Yahel Flores first came to the United States from Mexico with his family at the age of 7. Twenty-one years later, he’s a father and an advocate for Latino business owners through the American Business Immigration Coalition.
But his immigration status remains uncertain.
In the coming weeks, the future of more than 600,000 U.S. residents like Flores, referred to as "Dreamers" after the failed DREAM Act, will be determined by a federal appeals court. The case centers around the legality of the Deferred Action on Childhood Arrivals program, known as DACA.
The Obama-era policy was intended as a temporary solution for undocumented people brought to the United States as children. A decade later, there is still no legislative alternative to DACA and no pathway to a permanent immigration status for people like Flores.
He lives with constant anxiety that his life in North Carolina could be taken away.
“Imagine you have everything stripped away. You get your driver's license taken away. You get your ability to legally work taken away, your Social Security number,” Flores said. “Imagine all that gets taken away. How do you provide for your family?”
That’s a scenario he fears, should the 5th Circuit Court of Appeals rule against the legality of DACA. Flores warns the case could send about 23,000 North Carolinian DACA recipients into hiding if they lose their legal status.
“They could be doctors; they could be lawyers; they could be electricians,” Flores said. “And we're taking away their possibilities.”
At issue in the case, led by the state of Texas, is whether the Obama administration held authority to establish DACA in the first place and whether Texas has been “injured” by the costs of social services provided to "Dreamers."
Regardless of the court’s ruling, the struggle for DACA recipients will continue, says Charlotte-based immigration attorney Sharon Dove.
“There's no path to citizenship. There's no path to a green card or lawful permanent resident status. And so the benefit that it can confer to individuals is really, really limited,” Dove said. “One thing we hear 'Dreamers' tell us is that they can't take anything for granted. They can't get attached. Their lives here are not permanent. And that's really just a terrible way that we make them live.”
Texas-based "Dreamer" Juan Carlos Cerda worries about his future and the possibility of losing his right to work. He is now the Texas director of the American Business Immigration Coalition, where Flores works. He lost a teaching job previously due to a government delay in renewing his work permit.

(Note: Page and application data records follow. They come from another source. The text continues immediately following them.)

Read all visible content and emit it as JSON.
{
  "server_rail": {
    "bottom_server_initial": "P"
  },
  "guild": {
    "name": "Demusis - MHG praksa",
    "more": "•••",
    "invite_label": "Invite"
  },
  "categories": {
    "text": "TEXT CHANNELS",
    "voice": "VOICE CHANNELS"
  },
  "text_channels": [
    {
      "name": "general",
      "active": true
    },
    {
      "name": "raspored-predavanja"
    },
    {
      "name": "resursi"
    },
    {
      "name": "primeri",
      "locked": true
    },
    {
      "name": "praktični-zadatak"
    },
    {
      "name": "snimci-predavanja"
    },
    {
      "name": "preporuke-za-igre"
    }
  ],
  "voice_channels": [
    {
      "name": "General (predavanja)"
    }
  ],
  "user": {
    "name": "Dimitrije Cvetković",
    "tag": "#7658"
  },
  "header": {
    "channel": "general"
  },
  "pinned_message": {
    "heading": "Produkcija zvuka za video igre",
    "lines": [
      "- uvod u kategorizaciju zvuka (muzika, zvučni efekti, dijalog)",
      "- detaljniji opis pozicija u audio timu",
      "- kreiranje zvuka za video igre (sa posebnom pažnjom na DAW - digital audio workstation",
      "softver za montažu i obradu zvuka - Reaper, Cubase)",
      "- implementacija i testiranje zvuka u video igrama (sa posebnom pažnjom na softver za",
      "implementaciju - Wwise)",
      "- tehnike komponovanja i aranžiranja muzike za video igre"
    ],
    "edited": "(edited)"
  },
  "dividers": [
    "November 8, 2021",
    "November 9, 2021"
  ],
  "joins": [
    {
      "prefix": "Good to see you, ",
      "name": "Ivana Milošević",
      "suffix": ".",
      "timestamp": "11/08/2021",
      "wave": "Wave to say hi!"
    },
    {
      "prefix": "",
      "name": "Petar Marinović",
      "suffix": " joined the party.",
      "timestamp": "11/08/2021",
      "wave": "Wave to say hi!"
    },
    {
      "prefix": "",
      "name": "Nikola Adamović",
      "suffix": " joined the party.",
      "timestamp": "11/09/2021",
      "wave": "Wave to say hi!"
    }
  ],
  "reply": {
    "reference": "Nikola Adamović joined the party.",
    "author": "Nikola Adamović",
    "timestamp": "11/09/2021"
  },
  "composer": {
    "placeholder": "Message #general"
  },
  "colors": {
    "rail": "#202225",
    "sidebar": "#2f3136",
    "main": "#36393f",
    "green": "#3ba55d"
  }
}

“This litigation and this political back and forth is just exhausting mentally, because we have politicians saying that they support us. They say they agree in principle that we shouldn't have to leave the only home we know, but then they don't do anything about it,” Cerda said.
He anticipates more litigation to follow the appeals court ruling. What’s needed, he says, is a solution from Congress.
“[The court ruling] would just extend our anxiety, extend this uncertainty,” Cerda said. “And only Congress can stop that.”
The fight in North Carolina and outreach to elected officials will continue, Flores says.
“It feels like we're getting played with. And that's the simplest way that you can put it. And the nicest way that I could put it,” he said. “It's time to actually take some real action forward instead of keeping us in limbo in this gray area.”
Flores said he holds onto a hopeful realism that, while the fight continues, a solution will eventually be achieved for "Dreamers."